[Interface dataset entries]

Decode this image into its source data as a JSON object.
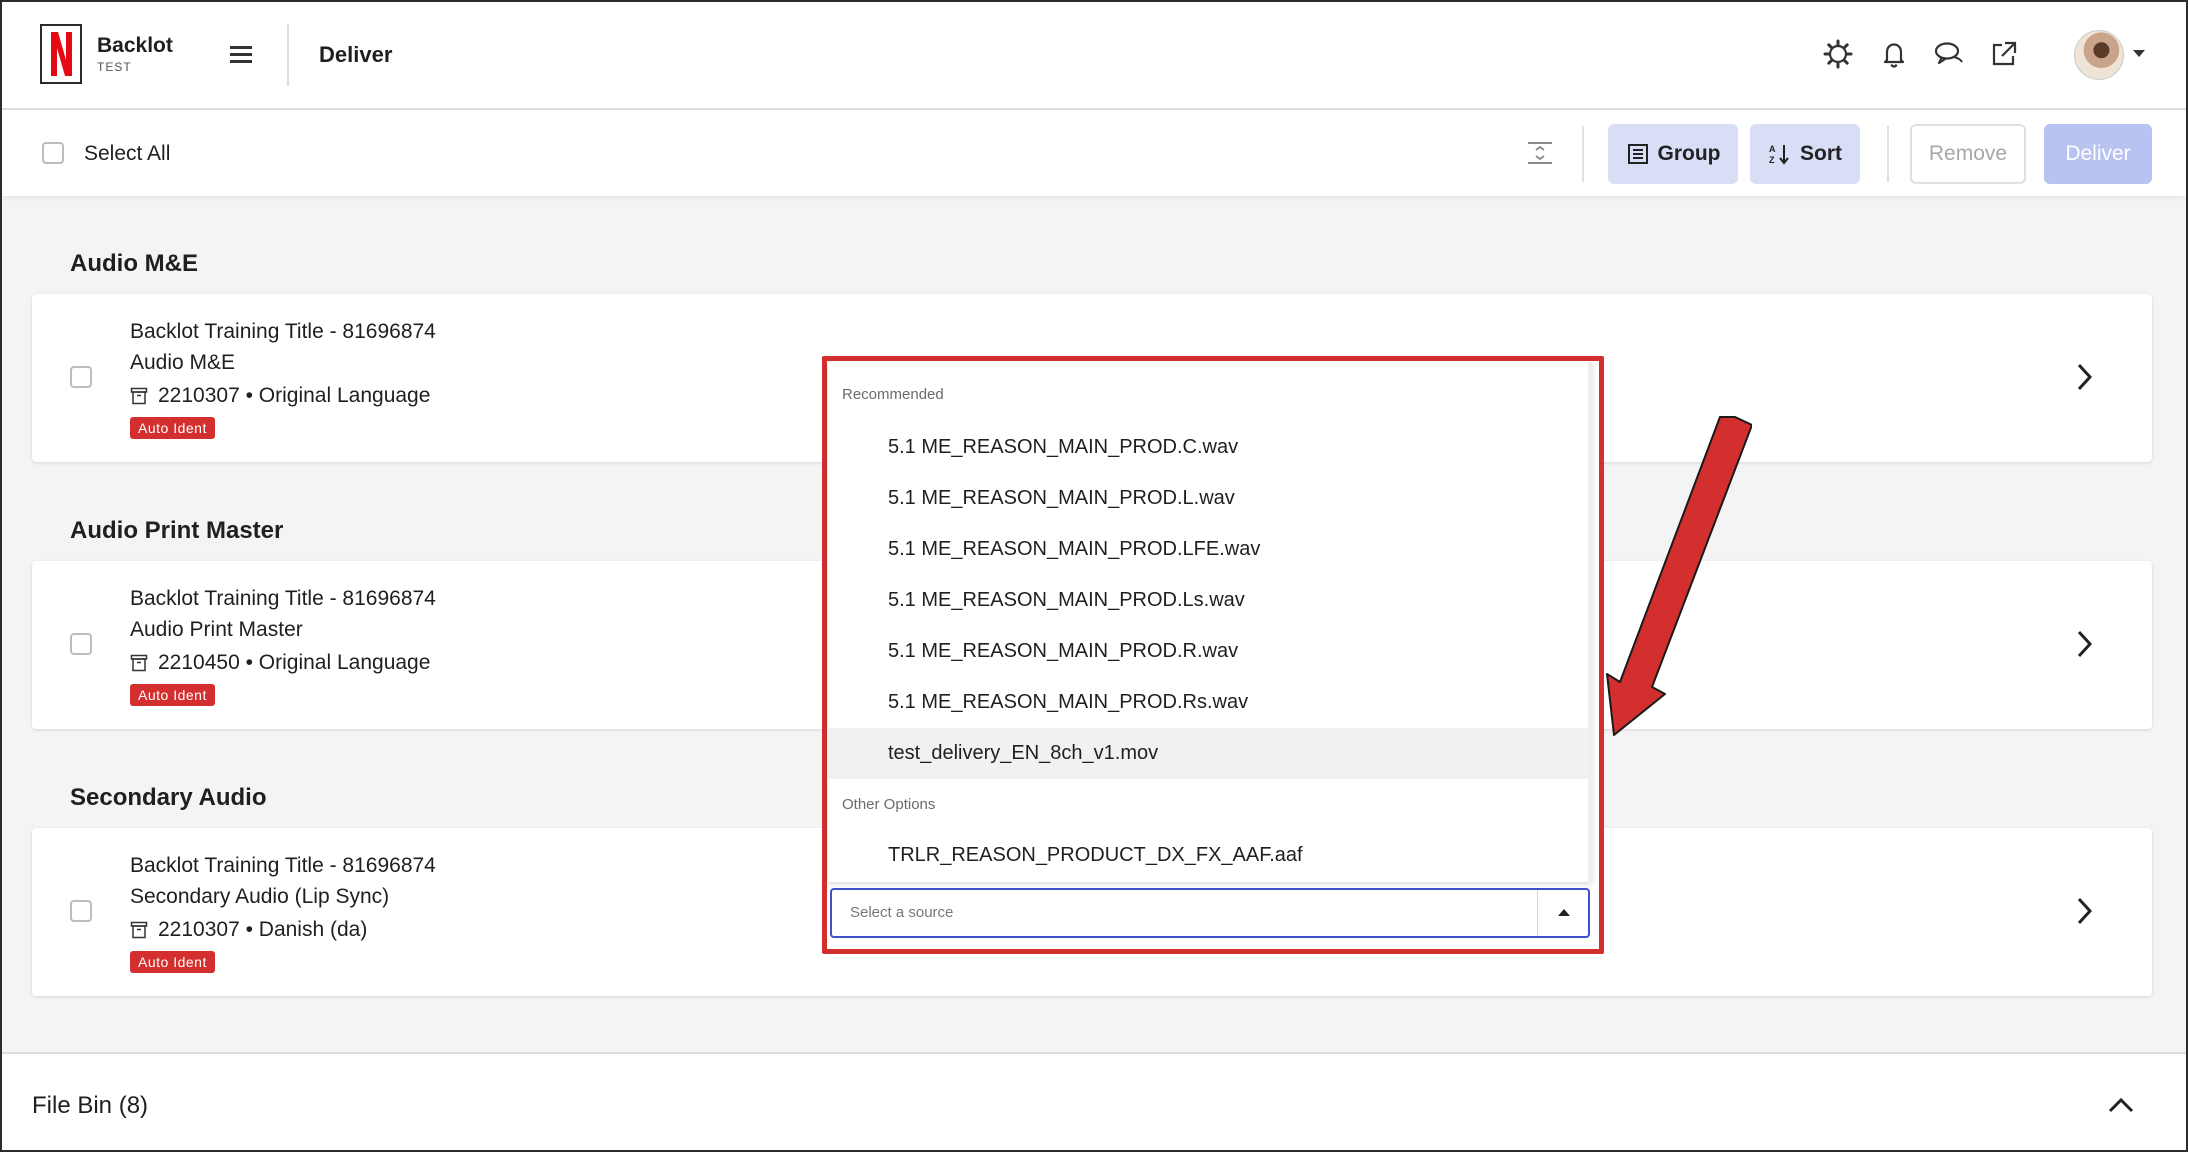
{
  "header": {
    "brand_title": "Backlot",
    "brand_sub": "TEST",
    "page_title": "Deliver",
    "logo_letter": "N",
    "icons": [
      "settings-icon",
      "bell-icon",
      "chat-icon",
      "external-link-icon"
    ]
  },
  "toolbar": {
    "select_all_label": "Select All",
    "group_label": "Group",
    "sort_label": "Sort",
    "remove_label": "Remove",
    "deliver_label": "Deliver"
  },
  "sections": [
    {
      "title": "Audio M&E",
      "card": {
        "title": "Backlot Training Title - 81696874",
        "subtitle": "Audio M&E",
        "meta": "2210307 • Original Language",
        "badge": "Auto Ident"
      }
    },
    {
      "title": "Audio Print Master",
      "card": {
        "title": "Backlot Training Title - 81696874",
        "subtitle": "Audio Print Master",
        "meta": "2210450 • Original Language",
        "badge": "Auto Ident"
      }
    },
    {
      "title": "Secondary Audio",
      "card": {
        "title": "Backlot Training Title - 81696874",
        "subtitle": "Secondary Audio (Lip Sync)",
        "meta": "2210307 • Danish (da)",
        "badge": "Auto Ident"
      }
    }
  ],
  "dropdown": {
    "recommended_label": "Recommended",
    "recommended": [
      "5.1 ME_REASON_MAIN_PROD.C.wav",
      "5.1 ME_REASON_MAIN_PROD.L.wav",
      "5.1 ME_REASON_MAIN_PROD.LFE.wav",
      "5.1 ME_REASON_MAIN_PROD.Ls.wav",
      "5.1 ME_REASON_MAIN_PROD.R.wav",
      "5.1 ME_REASON_MAIN_PROD.Rs.wav",
      "test_delivery_EN_8ch_v1.mov"
    ],
    "other_label": "Other Options",
    "other": [
      "TRLR_REASON_PRODUCT_DX_FX_AAF.aaf"
    ],
    "placeholder": "Select a source",
    "highlight_color": "#d32f2f"
  },
  "file_bin": {
    "title": "File Bin (8)"
  },
  "colors": {
    "accent": "#3f51c8",
    "button_bg": "#d9def7",
    "deliver_disabled": "#b8c3f2",
    "badge_red": "#d32f2f"
  }
}
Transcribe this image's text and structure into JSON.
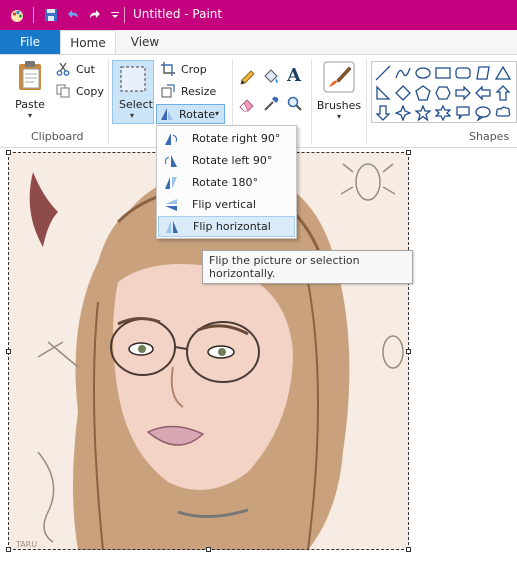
{
  "window": {
    "title": "Untitled - Paint"
  },
  "tabs": {
    "file": "File",
    "home": "Home",
    "view": "View"
  },
  "ribbon": {
    "clipboard": {
      "paste": "Paste",
      "cut": "Cut",
      "copy": "Copy",
      "label": "Clipboard"
    },
    "image": {
      "select": "Select",
      "crop": "Crop",
      "resize": "Resize",
      "rotate": "Rotate",
      "label": "I"
    },
    "tools": {
      "pencil": "pencil-icon",
      "fill": "fill-icon",
      "text": "A"
    },
    "brushes": {
      "label": "Brushes"
    },
    "shapes": {
      "label": "Shapes"
    }
  },
  "rotate_menu": {
    "items": [
      "Rotate right 90°",
      "Rotate left 90°",
      "Rotate 180°",
      "Flip vertical",
      "Flip horizontal"
    ],
    "highlighted_index": 4
  },
  "tooltip": {
    "line1": "Flip the picture or selection",
    "line2": "horizontally."
  },
  "canvas": {
    "signature": "TARU"
  },
  "colors": {
    "titlebar": "#c5007f",
    "file_tab": "#1979ca",
    "highlight": "#cce4f7"
  }
}
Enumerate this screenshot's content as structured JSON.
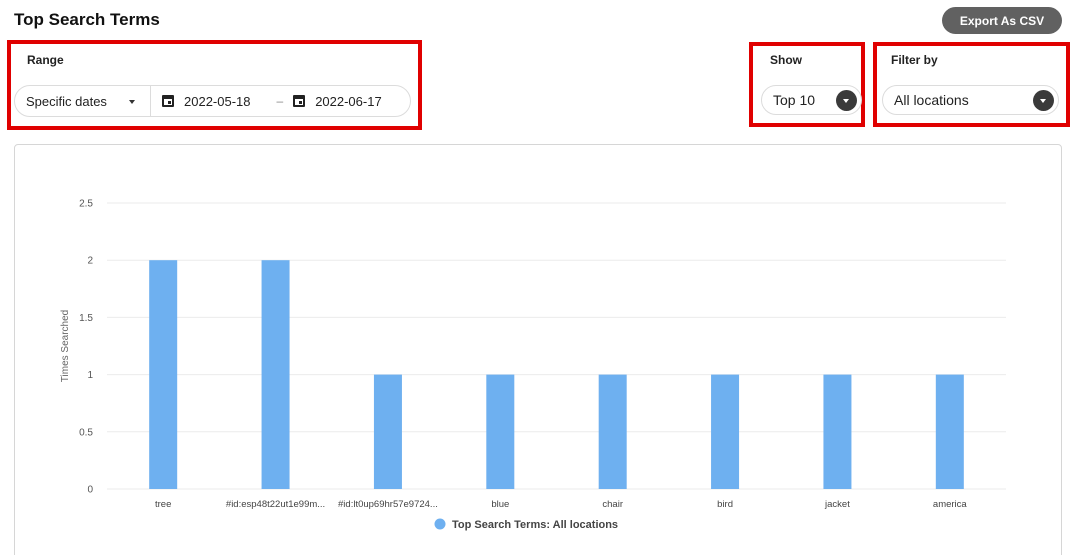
{
  "header": {
    "title": "Top Search Terms",
    "export_label": "Export As CSV"
  },
  "range": {
    "label": "Range",
    "type": "Specific dates",
    "start": "2022-05-18",
    "separator": "–",
    "end": "2022-06-17"
  },
  "show": {
    "label": "Show",
    "value": "Top 10"
  },
  "filter": {
    "label": "Filter by",
    "value": "All locations"
  },
  "colors": {
    "bar": "#6eb0f0",
    "highlight": "#e00000",
    "export_button": "#616161"
  },
  "chart_data": {
    "type": "bar",
    "categories": [
      "tree",
      "#id:esp48t22ut1e99m...",
      "#id:lt0up69hr57e9724...",
      "blue",
      "chair",
      "bird",
      "jacket",
      "america"
    ],
    "series": [
      {
        "name": "Top Search Terms: All locations",
        "values": [
          2,
          2,
          1,
          1,
          1,
          1,
          1,
          1
        ]
      }
    ],
    "ylabel": "Times Searched",
    "xlabel": "",
    "ylim": [
      0,
      2.5
    ],
    "yticks": [
      "0",
      "0.5",
      "1",
      "1.5",
      "2",
      "2.5"
    ],
    "grid": true,
    "legend_position": "bottom"
  }
}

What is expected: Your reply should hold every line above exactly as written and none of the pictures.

Expected answer:
Decode this image into its source data as a JSON object.
{
  "header": {
    "brand_title": "Backlot",
    "brand_sub": "TEST",
    "page_title": "Deliver",
    "logo_letter": "N",
    "icons": [
      "settings-icon",
      "bell-icon",
      "chat-icon",
      "external-link-icon"
    ]
  },
  "toolbar": {
    "select_all_label": "Select All",
    "group_label": "Group",
    "sort_label": "Sort",
    "remove_label": "Remove",
    "deliver_label": "Deliver"
  },
  "sections": [
    {
      "title": "Audio M&E",
      "card": {
        "title": "Backlot Training Title - 81696874",
        "subtitle": "Audio M&E",
        "meta": "2210307 • Original Language",
        "badge": "Auto Ident"
      }
    },
    {
      "title": "Audio Print Master",
      "card": {
        "title": "Backlot Training Title - 81696874",
        "subtitle": "Audio Print Master",
        "meta": "2210450 • Original Language",
        "badge": "Auto Ident"
      }
    },
    {
      "title": "Secondary Audio",
      "card": {
        "title": "Backlot Training Title - 81696874",
        "subtitle": "Secondary Audio (Lip Sync)",
        "meta": "2210307 • Danish (da)",
        "badge": "Auto Ident"
      }
    }
  ],
  "dropdown": {
    "recommended_label": "Recommended",
    "recommended": [
      "5.1 ME_REASON_MAIN_PROD.C.wav",
      "5.1 ME_REASON_MAIN_PROD.L.wav",
      "5.1 ME_REASON_MAIN_PROD.LFE.wav",
      "5.1 ME_REASON_MAIN_PROD.Ls.wav",
      "5.1 ME_REASON_MAIN_PROD.R.wav",
      "5.1 ME_REASON_MAIN_PROD.Rs.wav",
      "test_delivery_EN_8ch_v1.mov"
    ],
    "other_label": "Other Options",
    "other": [
      "TRLR_REASON_PRODUCT_DX_FX_AAF.aaf"
    ],
    "placeholder": "Select a source",
    "highlight_color": "#d32f2f"
  },
  "file_bin": {
    "title": "File Bin (8)"
  },
  "colors": {
    "accent": "#3f51c8",
    "button_bg": "#d9def7",
    "deliver_disabled": "#b8c3f2",
    "badge_red": "#d32f2f"
  }
}
Transcribe this image's text and structure into JSON.
{
  "window": {
    "title": "Untitled - Paint"
  },
  "tabs": {
    "file": "File",
    "home": "Home",
    "view": "View"
  },
  "ribbon": {
    "clipboard": {
      "paste": "Paste",
      "cut": "Cut",
      "copy": "Copy",
      "label": "Clipboard"
    },
    "image": {
      "select": "Select",
      "crop": "Crop",
      "resize": "Resize",
      "rotate": "Rotate",
      "label": "I"
    },
    "tools": {
      "pencil": "pencil-icon",
      "fill": "fill-icon",
      "text": "A"
    },
    "brushes": {
      "label": "Brushes"
    },
    "shapes": {
      "label": "Shapes"
    }
  },
  "rotate_menu": {
    "items": [
      "Rotate right 90°",
      "Rotate left 90°",
      "Rotate 180°",
      "Flip vertical",
      "Flip horizontal"
    ],
    "highlighted_index": 4
  },
  "tooltip": {
    "line1": "Flip the picture or selection",
    "line2": "horizontally."
  },
  "canvas": {
    "signature": "TARU"
  },
  "colors": {
    "titlebar": "#c5007f",
    "file_tab": "#1979ca",
    "highlight": "#cce4f7"
  }
}
Enumerate this screenshot's content as structured JSON.
{
  "header": {
    "title": "Top Search Terms",
    "export_label": "Export As CSV"
  },
  "range": {
    "label": "Range",
    "type": "Specific dates",
    "start": "2022-05-18",
    "separator": "–",
    "end": "2022-06-17"
  },
  "show": {
    "label": "Show",
    "value": "Top 10"
  },
  "filter": {
    "label": "Filter by",
    "value": "All locations"
  },
  "colors": {
    "bar": "#6eb0f0",
    "highlight": "#e00000",
    "export_button": "#616161"
  },
  "chart_data": {
    "type": "bar",
    "categories": [
      "tree",
      "#id:esp48t22ut1e99m...",
      "#id:lt0up69hr57e9724...",
      "blue",
      "chair",
      "bird",
      "jacket",
      "america"
    ],
    "series": [
      {
        "name": "Top Search Terms: All locations",
        "values": [
          2,
          2,
          1,
          1,
          1,
          1,
          1,
          1
        ]
      }
    ],
    "ylabel": "Times Searched",
    "xlabel": "",
    "ylim": [
      0,
      2.5
    ],
    "yticks": [
      "0",
      "0.5",
      "1",
      "1.5",
      "2",
      "2.5"
    ],
    "grid": true,
    "legend_position": "bottom"
  }
}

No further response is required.